Where does the word "Share" show up in the records? Copy every line that has it.

BEGIN Data records

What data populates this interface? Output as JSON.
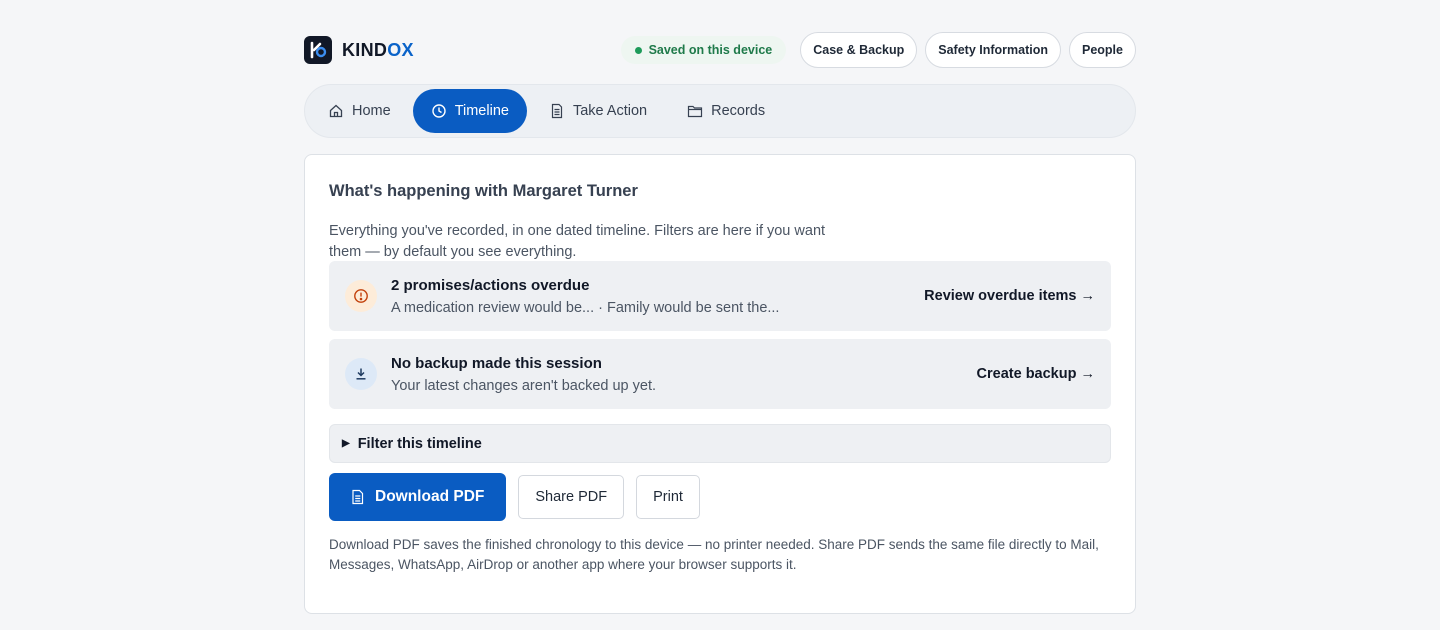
{
  "brand": {
    "name_main": "KIND",
    "name_accent": "OX",
    "logo_icon": "kindox-logo-icon"
  },
  "header": {
    "saved_status": "Saved on this device",
    "links": [
      "Case & Backup",
      "Safety Information",
      "People"
    ]
  },
  "nav": {
    "items": [
      {
        "label": "Home",
        "icon": "home-icon",
        "active": false
      },
      {
        "label": "Timeline",
        "icon": "clock-icon",
        "active": true
      },
      {
        "label": "Take Action",
        "icon": "document-icon",
        "active": false
      },
      {
        "label": "Records",
        "icon": "folder-icon",
        "active": false
      }
    ]
  },
  "main": {
    "title": "What's happening with Margaret Turner",
    "intro": "Everything you've recorded, in one dated timeline. Filters are here if you want them — by default you see everything.",
    "alerts": [
      {
        "icon": "warning-icon",
        "heading": "2 promises/actions overdue",
        "summary": "A medication review would be... · Family would be sent the...",
        "action": "Review overdue items →"
      },
      {
        "icon": "download-icon",
        "heading": "No backup made this session",
        "summary": "Your latest changes aren't backed up yet.",
        "action": "Create backup →"
      }
    ],
    "filter_label": "Filter this timeline",
    "buttons": {
      "download": "Download PDF",
      "share": "Share PDF",
      "print": "Print"
    },
    "note": "Download PDF saves the finished chronology to this device — no printer needed. Share PDF sends the same file directly to Mail, Messages, WhatsApp, AirDrop or another app where your browser supports it."
  },
  "colors": {
    "accent": "#0a5cc2",
    "saved_green": "#1e9b5a",
    "warning": "#c2410c"
  }
}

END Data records

# Result:
      "share": "Share PDF",
    "note": "Download PDF saves the finished chronology to this device — no printer needed. Share PDF sends the same file directly to Mail, Messages, WhatsApp, AirDrop or another app where your browser supports it."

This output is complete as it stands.